Proyecto is the backbone org. for Promesa Boyle Heights (PBH), a collaboration of families, educators & orgs working to ensure all children in BH have access to strong schools & support systems.
In one to three sentences, please describe your project proposal.
To increase college access among Boyle Heights youth, we will create a peer mentoring program, in which local college students would mentor college bound, but first generation high students at two key schools, Felicitas and Gonzalo Mendez High School and Roosevelt High School, giving them support as they prepare to apply to college. In turn, those high school mentors, will mentor at risk middle school students at risk of not graduating, to increase their motivation towards school.
How much are you applying for?
How will your proposal impact the following LEARN metrics?
- College matriculation rates
- District-wide graduation rates
- Student education pipeline
- Youth unemployment and underemployment
In what areas of Los Angeles will you be directly working?
Describe in greater detail how your proposal will make LA the best place to LEARN?
PBH implementation began in 2012 through a Community-School (C-S) model at Mendez HS, including case management for highest-risk juniors and seniors; school-wide supports to build a college-going culture; and leadership development. PBH expansion includes 1) C-S strategies at Roosevelt HS & Hollenbeck MS; and 2) targeted community wellness strategies.
Next, PBH will launch a unique peer mentorship program that bridges middle school, high school, and college students by providing at-risk and high-performing students with opportunities to support and learn from one another along the education continuum. It will be structured as follows:
A cohort of 20 students at Hollenbeck MS who are at the highest-risk for dropping out of school will receive 1:1 mentorship by a higher-performing HS student from Mendez or Roosevelt. Their HS mentor will provide them with peer support and motivation.
Those same higher-performing HS students (20 total) – many of whom are good candidates for college but lack the resources and social capital to feel confident in applying – would gain confidence by providing personal and professional development to high-risk middle school students.

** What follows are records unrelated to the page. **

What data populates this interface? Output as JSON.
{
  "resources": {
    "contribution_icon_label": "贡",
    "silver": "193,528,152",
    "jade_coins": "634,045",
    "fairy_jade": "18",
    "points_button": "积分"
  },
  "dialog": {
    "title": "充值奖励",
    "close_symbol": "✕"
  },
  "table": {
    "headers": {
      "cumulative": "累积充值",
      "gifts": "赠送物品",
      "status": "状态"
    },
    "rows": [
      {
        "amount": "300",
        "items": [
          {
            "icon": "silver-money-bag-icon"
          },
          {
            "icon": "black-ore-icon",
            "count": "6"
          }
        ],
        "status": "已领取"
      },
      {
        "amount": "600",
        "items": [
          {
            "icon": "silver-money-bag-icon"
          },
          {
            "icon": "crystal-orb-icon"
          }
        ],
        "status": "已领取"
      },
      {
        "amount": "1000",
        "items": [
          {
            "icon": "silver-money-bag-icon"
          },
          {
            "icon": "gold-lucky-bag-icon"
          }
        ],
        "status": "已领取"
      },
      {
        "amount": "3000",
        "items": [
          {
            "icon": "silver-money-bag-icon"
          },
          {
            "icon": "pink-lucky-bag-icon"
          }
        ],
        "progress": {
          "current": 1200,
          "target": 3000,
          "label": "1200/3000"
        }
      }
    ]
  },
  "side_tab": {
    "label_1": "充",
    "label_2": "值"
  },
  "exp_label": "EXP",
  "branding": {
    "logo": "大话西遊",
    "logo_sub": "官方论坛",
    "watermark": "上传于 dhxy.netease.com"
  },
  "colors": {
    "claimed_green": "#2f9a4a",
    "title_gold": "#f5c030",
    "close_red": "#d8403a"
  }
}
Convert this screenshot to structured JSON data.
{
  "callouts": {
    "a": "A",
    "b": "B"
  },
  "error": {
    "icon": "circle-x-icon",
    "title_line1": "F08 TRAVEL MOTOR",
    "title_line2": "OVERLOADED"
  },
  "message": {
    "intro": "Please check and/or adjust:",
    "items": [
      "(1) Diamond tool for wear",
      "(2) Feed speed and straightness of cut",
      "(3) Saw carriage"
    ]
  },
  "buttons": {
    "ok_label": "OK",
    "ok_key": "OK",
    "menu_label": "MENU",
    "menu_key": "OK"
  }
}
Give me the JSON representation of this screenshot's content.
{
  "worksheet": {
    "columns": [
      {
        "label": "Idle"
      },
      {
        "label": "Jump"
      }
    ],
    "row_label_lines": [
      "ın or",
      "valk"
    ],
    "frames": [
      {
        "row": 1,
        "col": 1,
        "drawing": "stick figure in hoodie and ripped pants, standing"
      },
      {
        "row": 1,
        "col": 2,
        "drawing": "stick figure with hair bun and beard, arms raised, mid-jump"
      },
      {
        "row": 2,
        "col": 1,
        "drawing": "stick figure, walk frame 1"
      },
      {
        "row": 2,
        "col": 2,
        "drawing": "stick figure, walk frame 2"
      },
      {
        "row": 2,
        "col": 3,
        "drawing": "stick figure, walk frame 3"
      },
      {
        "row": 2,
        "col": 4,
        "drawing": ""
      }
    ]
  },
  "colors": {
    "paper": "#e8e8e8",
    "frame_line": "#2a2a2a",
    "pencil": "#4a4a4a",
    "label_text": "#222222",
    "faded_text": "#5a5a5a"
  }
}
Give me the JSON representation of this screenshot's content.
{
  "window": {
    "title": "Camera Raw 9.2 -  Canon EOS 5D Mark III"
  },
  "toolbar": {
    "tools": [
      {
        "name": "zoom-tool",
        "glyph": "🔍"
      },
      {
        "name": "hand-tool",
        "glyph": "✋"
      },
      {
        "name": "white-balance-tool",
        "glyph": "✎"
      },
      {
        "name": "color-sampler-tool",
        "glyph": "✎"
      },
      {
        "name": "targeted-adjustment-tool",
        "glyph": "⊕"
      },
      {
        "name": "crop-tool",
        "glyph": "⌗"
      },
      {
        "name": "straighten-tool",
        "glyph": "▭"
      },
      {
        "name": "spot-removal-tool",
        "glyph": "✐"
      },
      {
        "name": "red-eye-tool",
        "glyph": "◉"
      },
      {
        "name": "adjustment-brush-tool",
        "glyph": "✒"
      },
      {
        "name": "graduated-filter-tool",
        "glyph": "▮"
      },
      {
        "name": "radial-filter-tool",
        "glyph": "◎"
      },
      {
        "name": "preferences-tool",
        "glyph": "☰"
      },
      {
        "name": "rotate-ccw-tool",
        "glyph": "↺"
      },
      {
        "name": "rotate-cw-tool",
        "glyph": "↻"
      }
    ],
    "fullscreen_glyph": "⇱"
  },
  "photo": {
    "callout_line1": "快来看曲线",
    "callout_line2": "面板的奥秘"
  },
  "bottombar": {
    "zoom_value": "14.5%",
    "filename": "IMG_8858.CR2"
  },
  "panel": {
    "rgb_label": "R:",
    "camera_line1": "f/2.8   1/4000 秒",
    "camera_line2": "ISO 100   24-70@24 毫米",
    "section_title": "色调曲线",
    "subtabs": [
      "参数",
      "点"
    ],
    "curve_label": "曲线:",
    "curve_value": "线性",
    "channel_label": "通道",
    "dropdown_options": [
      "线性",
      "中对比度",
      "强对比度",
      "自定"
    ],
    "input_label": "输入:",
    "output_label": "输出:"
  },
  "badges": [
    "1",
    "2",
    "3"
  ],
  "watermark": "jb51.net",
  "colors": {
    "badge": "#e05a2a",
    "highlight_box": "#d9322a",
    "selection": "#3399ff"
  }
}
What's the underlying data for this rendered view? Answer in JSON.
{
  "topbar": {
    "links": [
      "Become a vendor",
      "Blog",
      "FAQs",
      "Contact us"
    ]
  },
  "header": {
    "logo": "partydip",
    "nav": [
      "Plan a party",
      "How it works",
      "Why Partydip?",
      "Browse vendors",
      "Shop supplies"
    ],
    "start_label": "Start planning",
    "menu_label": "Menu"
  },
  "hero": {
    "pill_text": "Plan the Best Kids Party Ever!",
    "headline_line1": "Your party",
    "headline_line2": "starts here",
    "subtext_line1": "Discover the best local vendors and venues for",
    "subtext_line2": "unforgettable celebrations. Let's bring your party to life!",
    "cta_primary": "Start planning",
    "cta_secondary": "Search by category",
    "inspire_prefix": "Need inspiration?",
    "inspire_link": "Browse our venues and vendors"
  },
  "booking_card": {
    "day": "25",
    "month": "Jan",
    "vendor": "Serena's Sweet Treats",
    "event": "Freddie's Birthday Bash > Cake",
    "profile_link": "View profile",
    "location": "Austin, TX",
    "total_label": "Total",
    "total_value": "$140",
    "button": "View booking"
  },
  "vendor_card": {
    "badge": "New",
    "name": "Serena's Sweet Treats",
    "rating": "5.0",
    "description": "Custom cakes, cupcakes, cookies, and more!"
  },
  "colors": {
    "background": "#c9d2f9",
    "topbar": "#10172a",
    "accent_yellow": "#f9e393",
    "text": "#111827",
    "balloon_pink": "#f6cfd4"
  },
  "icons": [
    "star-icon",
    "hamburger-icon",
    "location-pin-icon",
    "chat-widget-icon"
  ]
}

The 20 High School students in this mentoring cohort would also be mentored by 10 college students who share a similar journey and background and would support them in applying for college. College students would mentor the high school students at a ratio of 1:2. Potential partners for this project are USC, Cal State LA, UCLA, Occidental College, and Loyola Marymount University, where we have current relationships.
Youth first identified peer mentorship as a key PBH strategy in the PBH planning in 2010 and the LA2050 project strategy was defined by youth. Concurrently, high-performing students at Mendez High School and Roosevelt High School expressed a desire to develop their personal leadership skills and also mentor younger students in the community who are facing the same academic challenges they once faced. In April 2016 focus groups students shared: “I like that we would be mentored by high school students, because they can give you their perspective, since they were just there. When you talk to adults, they don’t know how it is now.” --HMS 8th grader. “The program is a win win. You get to help someone, while also helping yourself by building your extracurricular activities for college, and you get helped yourself!” --MHS 12th grader. Additionally, high school and middle school students participating in the program will work as a cohort to design school wide initiatives they will lead on their campus to raise college awareness, offering opportunities for both leadership development and a wider project scope.
Please explain how you will define and measure success for your project.
Success will be defined by both immediate and long term outcomes. To gauge short term success, we will distribute surveys school wide on our two high school and one middle school campus before starting the program to gauge college awareness. Surveys will be distributed after the program has been completed and data will be analyzed to note for statistically significant increases in awareness. For our target cohort of the 40 high school and middle school students, they will complete pre, mid, and post surveys that focus on college awareness, college attainment, self esteem, and hope for their future. Additionally, post program focus groups will be completed for all cohorts: college, high school, and middle school. For long term success, we will analyze school wide data obtained from our schools. We already have baseline data from previous school years from the three target schools on attendance, behavior, graduation rates, course performance, and college enrollment. We will use this data to gauge the school wide impact on our program’s presentations and school wide initiatives. In addition to the school baseline data we have, there is a documented need for this type of programming in Boyle Heights. Boyle Heights’ 69% dropout rate underlines this predominantly Latino community’s high-need. And although the C-S model at Mendez has helped double the graduation rate in the last four years, local youth continue to face many barriers to graduation and college success.
How can the LA2050 community and other stakeholders help your proposal succeed?
- Advisors/board members
- Infrastructure (building/space/vehicles etc.)
- Technical infrastructure (computers etc.)
- Community outreach
- Network/relationship support
- Quality improvement research